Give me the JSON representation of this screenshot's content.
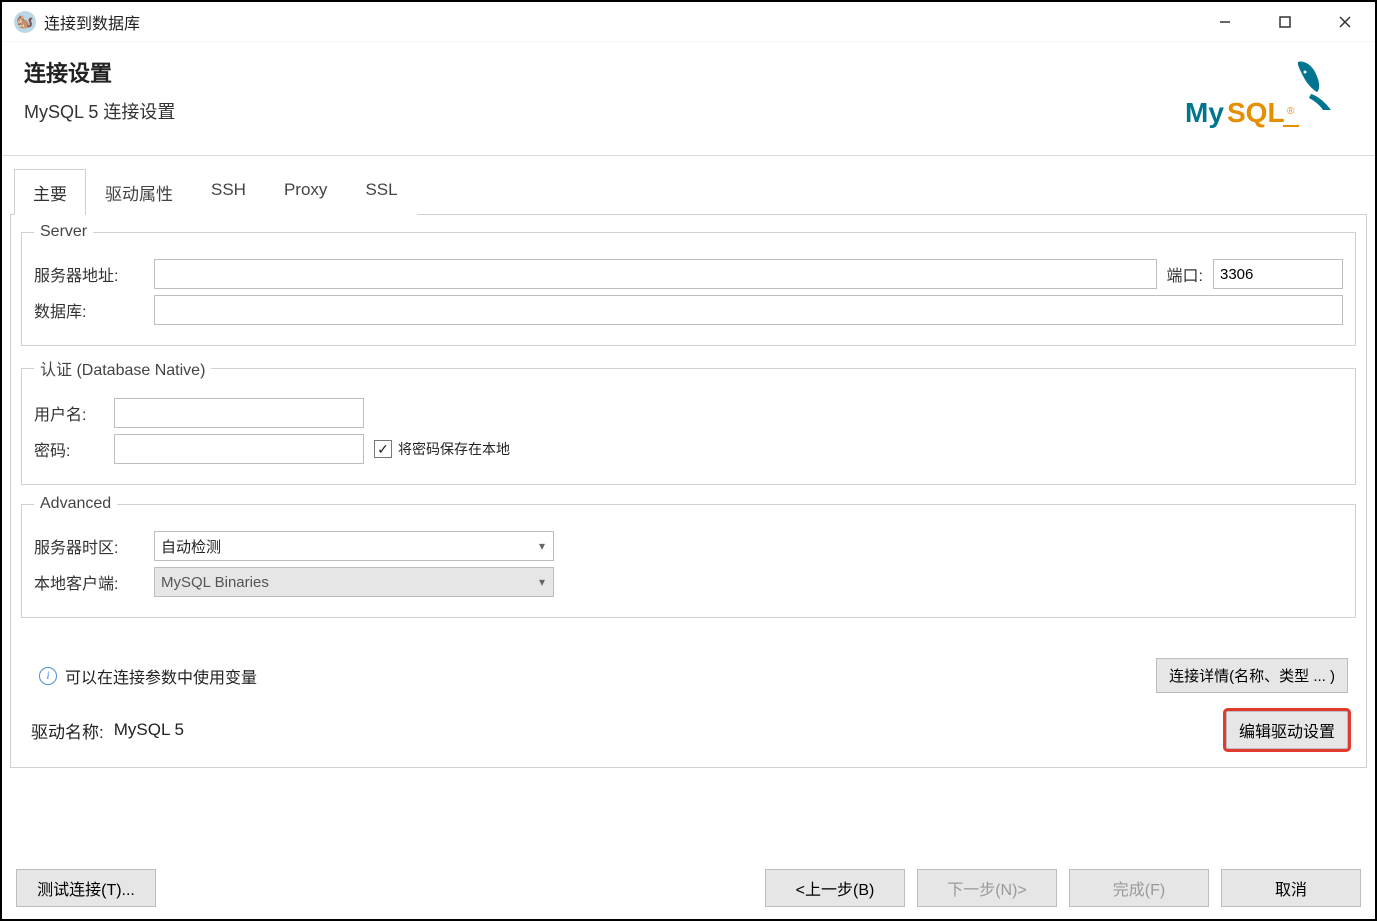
{
  "window": {
    "title": "连接到数据库"
  },
  "header": {
    "title": "连接设置",
    "subtitle": "MySQL 5 连接设置"
  },
  "tabs": [
    {
      "label": "主要",
      "active": true
    },
    {
      "label": "驱动属性",
      "active": false
    },
    {
      "label": "SSH",
      "active": false
    },
    {
      "label": "Proxy",
      "active": false
    },
    {
      "label": "SSL",
      "active": false
    }
  ],
  "server": {
    "legend": "Server",
    "host_label": "服务器地址:",
    "host_value": "",
    "port_label": "端口:",
    "port_value": "3306",
    "database_label": "数据库:",
    "database_value": ""
  },
  "auth": {
    "legend": "认证 (Database Native)",
    "user_label": "用户名:",
    "user_value": "",
    "password_label": "密码:",
    "password_value": "",
    "save_password_label": "将密码保存在本地",
    "save_password_checked": true
  },
  "advanced": {
    "legend": "Advanced",
    "timezone_label": "服务器时区:",
    "timezone_value": "自动检测",
    "local_client_label": "本地客户端:",
    "local_client_value": "MySQL Binaries"
  },
  "info": {
    "hint": "可以在连接参数中使用变量",
    "details_button": "连接详情(名称、类型 ... )"
  },
  "driver": {
    "label": "驱动名称:",
    "name": "MySQL 5",
    "edit_button": "编辑驱动设置"
  },
  "footer": {
    "test": "测试连接(T)...",
    "back": "<上一步(B)",
    "next": "下一步(N)>",
    "finish": "完成(F)",
    "cancel": "取消"
  }
}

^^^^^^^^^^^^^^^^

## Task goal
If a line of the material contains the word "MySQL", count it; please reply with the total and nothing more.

## Task solution
3